Glenn Miller wife: It is an honor to be a member of the Glenn Miller Orchestra. For decades, the ensemble was popularly known as the Glenn Miller Orchestra. The narrative of his life was adapted for the silver screen in 1954, and Turner Classic Movies brought it out of the vaults for a special screening on Wednesday (November 22). The case of Glenn Miller’s death has never been completely solved. Use Glenn Miller’s wiki to learn about this great artist. Before his parents, Mattie Lou and Louis Elmer Miller relocated their family to Missouri, Miller attended elementary school in Nebraska and lived in Iowa. There, young Glenn earned additional money by milking cows. This money was enough for him to purchase a trombone when he saved up enough. Before mastering the trombone in 1916, he had first studied the cornet and mandolin.
The family relocated to Colorado after two years, where he became a starting football player. Miller was awarded the most delicate left end in Colorado after winning the Northern Colorado American Football Conference championship in 1920. According to an author, the 70-year-old mystery of Glenn Miller’s murder was solved using the Devon journal of a young aircraft spotter.
Historian Dennis Spragg believes he now has proof that the famed bandleader wasn’t killed by an RAF bomb downing his aircraft; nevertheless, he was mistakenly identified as dead and buried in an English military cemetery.

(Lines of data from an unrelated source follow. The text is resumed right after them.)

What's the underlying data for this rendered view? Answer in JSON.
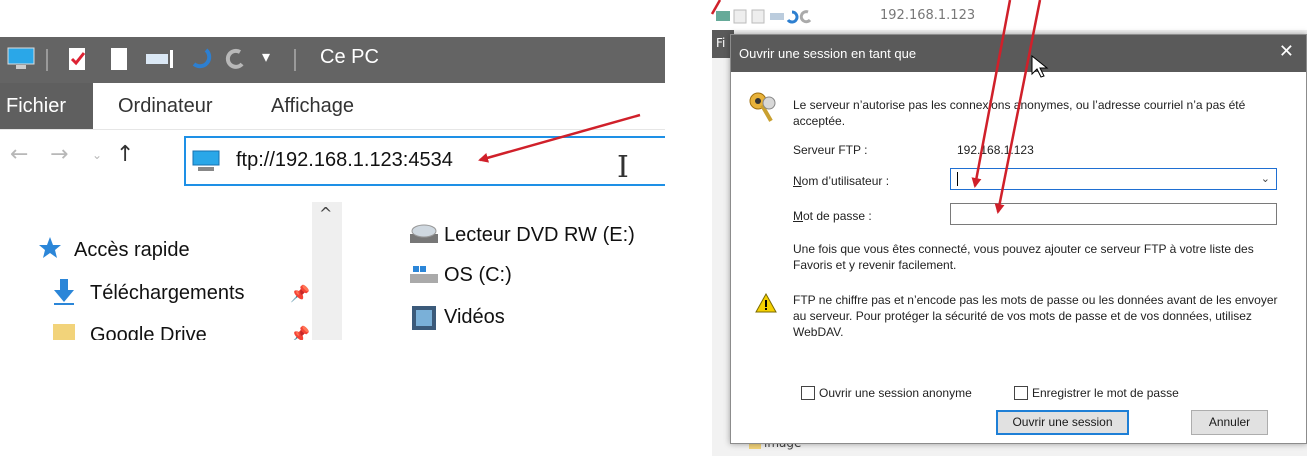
{
  "explorer": {
    "window_title": "Ce PC",
    "ribbon_tabs": [
      "Fichier",
      "Ordinateur",
      "Affichage"
    ],
    "address": "ftp://192.168.1.123:4534",
    "quick_access": "Accès rapide",
    "nav_items": [
      "Téléchargements",
      "Google Drive"
    ],
    "drives": [
      "Lecteur DVD RW (E:)",
      "OS (C:)",
      "Vidéos"
    ]
  },
  "bg_window": {
    "qat_text": "192.168.1.123",
    "file_tab_partial": "Fi",
    "folder_partial": "image"
  },
  "dialog": {
    "title": "Ouvrir une session en tant que",
    "message": "Le serveur n’autorise pas les connexions anonymes, ou l’adresse courriel n’a pas été acceptée.",
    "server_label": "Serveur FTP :",
    "server_value": "192.168.1.123",
    "user_label": "Nom d’utilisateur :",
    "user_value": "",
    "password_label": "Mot de passe :",
    "password_value": "",
    "info": "Une fois que vous êtes connecté, vous pouvez ajouter ce serveur FTP à votre liste des Favoris et y revenir facilement.",
    "warning": "FTP ne chiffre pas et n’encode pas les mots de passe ou les données avant de les envoyer au serveur. Pour protéger la sécurité de vos mots de passe et de vos données, utilisez WebDAV.",
    "anon_checkbox": "Ouvrir une session anonyme",
    "save_checkbox": "Enregistrer le mot de passe",
    "ok_button": "Ouvrir une session",
    "cancel_button": "Annuler"
  },
  "colors": {
    "annotation_arrow": "#d0202a",
    "title_bar": "#5a5a5a",
    "address_border": "#1e90e6"
  }
}
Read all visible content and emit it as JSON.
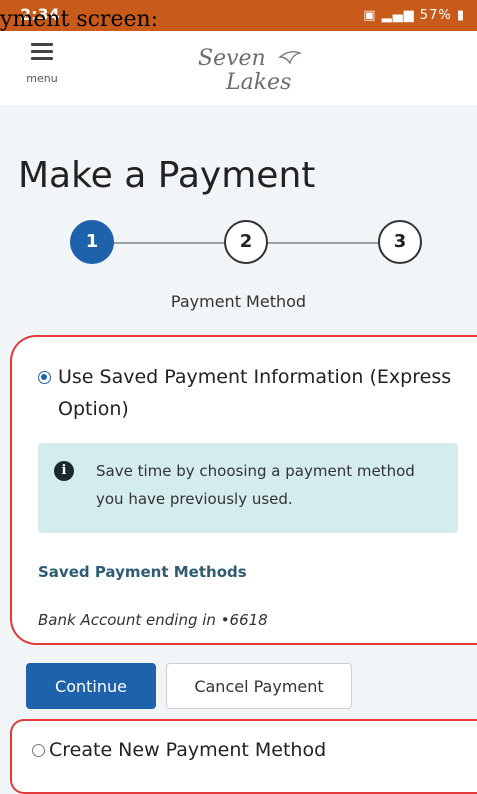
{
  "overlay_caption": "yment screen:",
  "status_bar": {
    "time": "2:34",
    "battery": "57%"
  },
  "header": {
    "menu_label": "menu",
    "logo_line1": "Seven",
    "logo_line2": "Lakes"
  },
  "page": {
    "title": "Make a Payment",
    "steps": [
      "1",
      "2",
      "3"
    ],
    "active_step": 1,
    "step_label": "Payment Method"
  },
  "saved_option": {
    "label": "Use Saved Payment Information (Express Option)",
    "selected": true,
    "info_text": "Save time by choosing a payment method you have previously used.",
    "saved_methods_heading": "Saved Payment Methods",
    "saved_method": "Bank Account ending in •6618"
  },
  "buttons": {
    "continue": "Continue",
    "cancel": "Cancel Payment"
  },
  "new_option": {
    "label": "Create New Payment Method",
    "selected": false
  },
  "colors": {
    "status_bar": "#c85a1a",
    "primary": "#1d62aa",
    "info_bg": "#d5ecee",
    "highlight_outline": "#e23a3a"
  }
}
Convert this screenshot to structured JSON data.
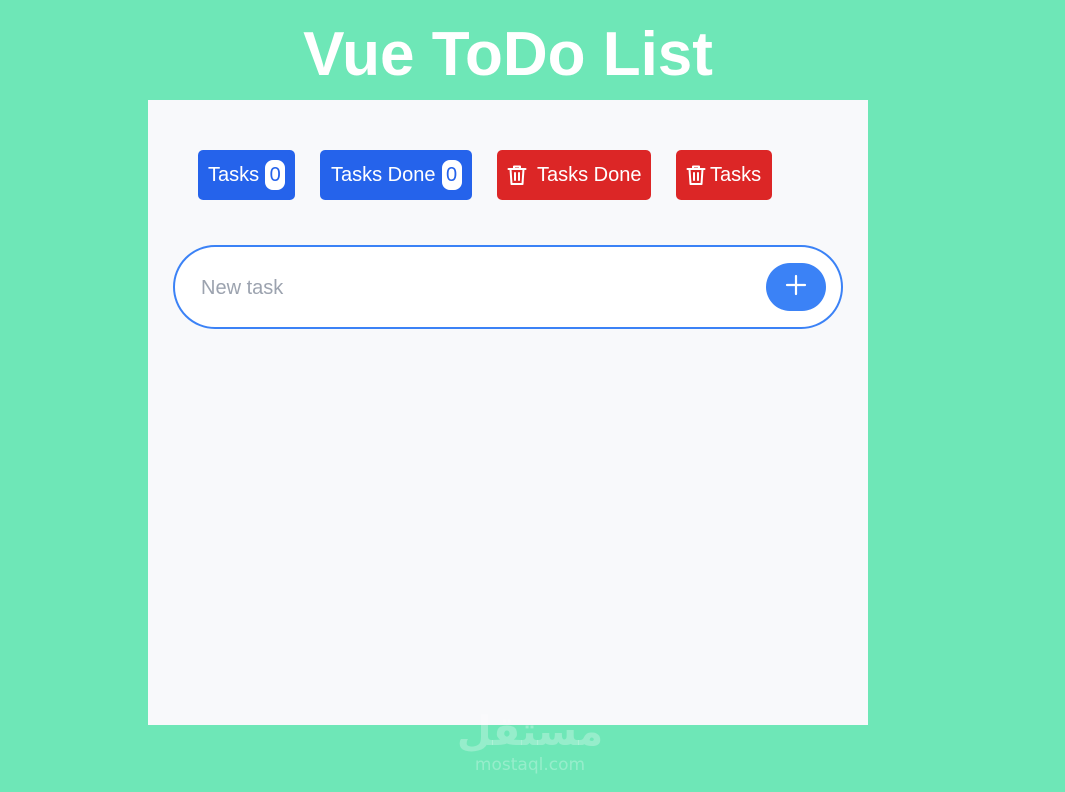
{
  "app": {
    "title": "Vue ToDo List"
  },
  "toolbar": {
    "tasks_label": "Tasks",
    "tasks_count": "0",
    "tasks_done_label": "Tasks Done",
    "tasks_done_count": "0",
    "delete_done_label": "Tasks Done",
    "delete_done_icon": "trash-icon",
    "delete_all_label": "Tasks",
    "delete_all_icon": "trash-icon"
  },
  "new_task": {
    "placeholder": "New task",
    "value": "",
    "add_icon": "plus-icon"
  },
  "watermark": {
    "arabic": "مستقل",
    "latin": "mostaql.com"
  },
  "colors": {
    "background": "#6ee7b7",
    "card": "#f8f9fb",
    "primary": "#2563eb",
    "danger": "#dc2626",
    "accent": "#3b82f6"
  }
}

The Dennis family commissioned Dennis to investigate, and he has now written a book for the general public that provides an account of the events for the first time.
Although the circumstances that led to the deadly plane accident that claimed the musician’s life in 1944 remain a total mystery, one leading theory is that it was the result of sabotage by the Germans.
Lancaster bombers returning from a mission were thought to have dropped their payload in a mistaken attack on his aircraft.
Finally, Dennis has disclosed the most critical piece: a long-lost journal found on Antique Roadshow by a Devon family who had tucked it away for decades.
Miller’s aircraft was found flying above in Reading; 17-year-old enthusiast Richard Anderton wrote the description in the days after the incident.
This sighting – which had remained unknown for almost 60 years – verified that the star’s aircraft had taken a significant detour on its trip to Paris, increasing the total distance traveled by 40 miles.
Since the jettison time was determined when the bombs were first loaded, the aircraft can’t have been in the jettison zone for the explosives and, as a result, proof that Miller was killed by human mistake and mistake.
“All men are created equal,” said Mr. Spragg.” “Through Glenn Miller Declassified, the six-year inquiry has provided the country with a significant milestone as it overturns long-held conspiracy theories to celebrate a great artist who was a true American patriot.
“Several thousands of pages of records were unearthed, as well as a great deal of previously unknown information.
On his way to entertain American soldiers during World War II, Mr. Miller, an extremely popular orchestra conductor of the big‐band period of the 1930s, was lost in a plane crash while his route to England.
A longtime friend of the Millers, Mr. MacKay, was appointed executor of the estate after Mr. Miller made the recommendation. Mrs. Miller, who had been dead for decades, was a source of revenue for the lawyer. He put up a series of business transactions to promote unrecorded Miller arrangements and had an agreement from Mrs. Miller, who owned a third of the royalties.
The judge permitted Mr. MacKay to retain the $535,000 he had made from the estate after learning that Mrs. Miller had been an accomplished businesswoman. The latter had not been forced into signing the initial arrangement.
However, because the two adopted Miller children were not as intelligent as their legal guardian had assumed, the Court concluded that the same arrangement Mr. MacKay had signed with them was invalid. As one of the children, Jonnie Soper allowed others to control her, and as the other, Steve Miller was regarded naïve and unskilled in business things. He noted that this is what tended to happen in everyday life.
Mr. MacKay was ordered to refund nearly $600,000 in royalties and fees and $207,000 in interest he collected from the estate.